Japan has set an ambitious target of attaining carbon neutrality by 2050. However, the government seems unwilling to abandon nuclear and fossil-fuel options, alongside with prolonged recession, many view climate change as a preoccupation of the elite rather than a pressing issue. To give substance to climate policy, the climate movement needs to be galvanised, to better inform the public and challenge the ruling party to implement its promises.
This publication is a translation of the South Korea case studies section in the first edition of the World Nuclear Waste Report published in 2019. It attempts to spark a debate in South Korea on the complexities of dealing with nuclear waste. For the last decade since the 2011 Fukushima Daiichi nuclear disaster, many civil organisations, experts and citizens have denounced the South Korean government's continued dependence on, and management, and development of nuclear power plants but to no avail.
Some lobbyists and politicians carry on the myth that nuclear power is reliable, secure, and a source of unbeatable energy. The newest myth paints nuclear power as the necessary bridging technology to the solar age - in Europe and around the world.

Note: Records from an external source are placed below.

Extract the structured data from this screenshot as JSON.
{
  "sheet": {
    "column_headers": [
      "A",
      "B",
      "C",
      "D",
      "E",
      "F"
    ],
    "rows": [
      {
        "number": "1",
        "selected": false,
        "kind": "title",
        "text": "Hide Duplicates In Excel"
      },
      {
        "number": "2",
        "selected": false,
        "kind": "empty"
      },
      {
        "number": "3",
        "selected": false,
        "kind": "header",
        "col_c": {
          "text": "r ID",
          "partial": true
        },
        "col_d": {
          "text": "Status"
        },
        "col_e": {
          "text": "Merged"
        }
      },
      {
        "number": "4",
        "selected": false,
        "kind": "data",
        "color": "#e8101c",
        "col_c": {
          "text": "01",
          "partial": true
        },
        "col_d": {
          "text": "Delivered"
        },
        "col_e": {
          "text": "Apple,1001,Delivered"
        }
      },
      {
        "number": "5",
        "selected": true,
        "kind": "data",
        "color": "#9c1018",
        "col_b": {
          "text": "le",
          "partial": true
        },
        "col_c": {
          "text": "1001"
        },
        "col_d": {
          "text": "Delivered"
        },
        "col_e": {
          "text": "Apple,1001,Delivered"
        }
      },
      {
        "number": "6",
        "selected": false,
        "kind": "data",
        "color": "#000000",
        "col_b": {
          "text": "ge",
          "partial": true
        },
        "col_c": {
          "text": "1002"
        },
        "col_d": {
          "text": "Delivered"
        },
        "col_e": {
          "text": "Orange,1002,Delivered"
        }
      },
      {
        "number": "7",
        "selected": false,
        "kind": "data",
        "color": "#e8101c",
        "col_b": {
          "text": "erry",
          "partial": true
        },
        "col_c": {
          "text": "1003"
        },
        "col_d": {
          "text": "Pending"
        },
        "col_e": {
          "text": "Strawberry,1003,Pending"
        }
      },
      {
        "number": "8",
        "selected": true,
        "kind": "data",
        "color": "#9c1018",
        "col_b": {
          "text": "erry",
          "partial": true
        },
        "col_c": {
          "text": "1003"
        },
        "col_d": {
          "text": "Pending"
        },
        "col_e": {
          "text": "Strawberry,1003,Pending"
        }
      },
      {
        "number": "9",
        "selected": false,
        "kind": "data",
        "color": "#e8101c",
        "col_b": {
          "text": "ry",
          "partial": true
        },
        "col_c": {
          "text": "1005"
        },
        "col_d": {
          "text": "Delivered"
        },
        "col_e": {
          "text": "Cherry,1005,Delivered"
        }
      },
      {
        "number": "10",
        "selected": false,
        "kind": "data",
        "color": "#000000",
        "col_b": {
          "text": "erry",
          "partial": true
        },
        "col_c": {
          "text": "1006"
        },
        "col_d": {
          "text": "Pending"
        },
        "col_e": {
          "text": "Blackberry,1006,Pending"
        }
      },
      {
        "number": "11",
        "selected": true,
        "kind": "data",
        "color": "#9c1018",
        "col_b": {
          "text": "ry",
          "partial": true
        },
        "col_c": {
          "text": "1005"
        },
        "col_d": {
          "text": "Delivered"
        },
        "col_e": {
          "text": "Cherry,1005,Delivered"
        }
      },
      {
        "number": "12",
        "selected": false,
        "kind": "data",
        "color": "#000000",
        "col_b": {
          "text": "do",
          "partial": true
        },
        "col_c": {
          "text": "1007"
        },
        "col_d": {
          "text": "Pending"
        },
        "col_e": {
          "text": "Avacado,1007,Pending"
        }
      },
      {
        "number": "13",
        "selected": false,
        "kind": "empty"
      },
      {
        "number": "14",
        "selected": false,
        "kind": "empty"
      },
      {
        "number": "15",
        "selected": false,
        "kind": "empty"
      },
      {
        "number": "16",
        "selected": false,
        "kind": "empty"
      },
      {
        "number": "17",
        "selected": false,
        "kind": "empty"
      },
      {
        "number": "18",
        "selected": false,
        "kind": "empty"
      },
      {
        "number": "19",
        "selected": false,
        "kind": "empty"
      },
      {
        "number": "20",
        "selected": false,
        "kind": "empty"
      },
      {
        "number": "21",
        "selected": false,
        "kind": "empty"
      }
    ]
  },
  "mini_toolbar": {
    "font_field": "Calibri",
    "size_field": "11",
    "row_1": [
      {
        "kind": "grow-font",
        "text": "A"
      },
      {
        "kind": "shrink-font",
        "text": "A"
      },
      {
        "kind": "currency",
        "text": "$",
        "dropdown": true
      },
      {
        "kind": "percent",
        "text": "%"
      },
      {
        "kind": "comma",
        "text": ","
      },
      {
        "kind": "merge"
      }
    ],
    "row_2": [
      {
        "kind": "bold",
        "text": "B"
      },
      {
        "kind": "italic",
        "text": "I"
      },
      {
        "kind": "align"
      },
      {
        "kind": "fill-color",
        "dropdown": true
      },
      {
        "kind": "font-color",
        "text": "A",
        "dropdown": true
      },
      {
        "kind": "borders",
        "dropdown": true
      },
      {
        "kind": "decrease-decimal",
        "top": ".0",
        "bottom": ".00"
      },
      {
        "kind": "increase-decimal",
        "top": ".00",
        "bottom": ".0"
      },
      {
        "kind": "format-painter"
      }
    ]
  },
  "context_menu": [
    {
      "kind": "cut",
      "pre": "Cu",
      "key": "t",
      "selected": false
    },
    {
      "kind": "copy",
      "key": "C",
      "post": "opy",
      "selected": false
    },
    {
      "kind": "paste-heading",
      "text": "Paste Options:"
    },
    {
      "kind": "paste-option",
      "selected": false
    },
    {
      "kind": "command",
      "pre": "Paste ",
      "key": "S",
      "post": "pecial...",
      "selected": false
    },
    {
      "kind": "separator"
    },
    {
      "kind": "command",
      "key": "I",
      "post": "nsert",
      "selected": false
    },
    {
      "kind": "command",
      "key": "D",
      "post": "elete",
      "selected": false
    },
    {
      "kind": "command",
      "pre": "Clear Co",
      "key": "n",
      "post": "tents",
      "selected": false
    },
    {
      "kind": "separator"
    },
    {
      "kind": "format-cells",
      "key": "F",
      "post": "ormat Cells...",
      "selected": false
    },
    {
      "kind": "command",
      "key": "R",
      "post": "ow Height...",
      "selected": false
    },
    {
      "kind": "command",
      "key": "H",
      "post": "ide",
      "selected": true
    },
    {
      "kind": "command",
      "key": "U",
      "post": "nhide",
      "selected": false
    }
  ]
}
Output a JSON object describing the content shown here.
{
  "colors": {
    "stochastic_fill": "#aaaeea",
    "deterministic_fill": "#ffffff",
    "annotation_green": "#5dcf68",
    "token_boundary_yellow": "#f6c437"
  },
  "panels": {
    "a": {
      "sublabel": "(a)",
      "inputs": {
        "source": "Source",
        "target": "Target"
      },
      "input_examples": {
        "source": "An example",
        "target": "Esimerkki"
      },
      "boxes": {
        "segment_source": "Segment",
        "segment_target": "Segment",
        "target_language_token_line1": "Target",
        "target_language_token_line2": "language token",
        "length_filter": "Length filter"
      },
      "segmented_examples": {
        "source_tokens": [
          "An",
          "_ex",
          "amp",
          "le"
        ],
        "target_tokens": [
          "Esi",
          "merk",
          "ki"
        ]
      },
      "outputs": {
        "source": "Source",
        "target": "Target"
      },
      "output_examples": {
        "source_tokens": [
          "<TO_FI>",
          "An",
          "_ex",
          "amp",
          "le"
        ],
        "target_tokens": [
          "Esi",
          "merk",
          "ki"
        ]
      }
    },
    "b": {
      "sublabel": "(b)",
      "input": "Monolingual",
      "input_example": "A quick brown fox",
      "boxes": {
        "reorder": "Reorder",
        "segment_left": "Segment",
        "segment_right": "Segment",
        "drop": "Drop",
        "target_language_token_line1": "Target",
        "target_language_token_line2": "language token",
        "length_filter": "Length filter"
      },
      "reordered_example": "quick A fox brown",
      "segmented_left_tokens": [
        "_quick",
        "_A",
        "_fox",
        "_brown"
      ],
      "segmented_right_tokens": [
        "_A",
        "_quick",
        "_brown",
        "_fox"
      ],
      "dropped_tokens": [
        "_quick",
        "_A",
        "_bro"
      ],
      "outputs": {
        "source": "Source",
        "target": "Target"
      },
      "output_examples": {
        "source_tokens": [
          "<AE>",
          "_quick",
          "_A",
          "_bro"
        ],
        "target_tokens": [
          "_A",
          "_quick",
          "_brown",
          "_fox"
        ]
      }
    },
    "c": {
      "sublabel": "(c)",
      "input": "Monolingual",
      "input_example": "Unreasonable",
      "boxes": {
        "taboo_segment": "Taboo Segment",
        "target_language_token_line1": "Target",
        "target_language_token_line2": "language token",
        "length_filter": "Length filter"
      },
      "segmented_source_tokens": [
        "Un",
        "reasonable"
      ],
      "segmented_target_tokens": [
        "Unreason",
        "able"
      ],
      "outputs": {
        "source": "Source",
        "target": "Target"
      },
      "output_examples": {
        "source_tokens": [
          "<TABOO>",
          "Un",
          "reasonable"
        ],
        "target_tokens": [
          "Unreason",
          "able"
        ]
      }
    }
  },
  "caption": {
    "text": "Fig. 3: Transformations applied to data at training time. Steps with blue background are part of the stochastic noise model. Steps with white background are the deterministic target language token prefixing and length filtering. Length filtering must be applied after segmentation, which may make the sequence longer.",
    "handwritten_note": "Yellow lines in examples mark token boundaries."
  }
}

To address the myths of nuclear power, the Heinrich Böll Stiftung has commissioned renowned international nuclear experts to deliver reports that provide the public with an overview of current, fact-rich, and nuclear-critical know-how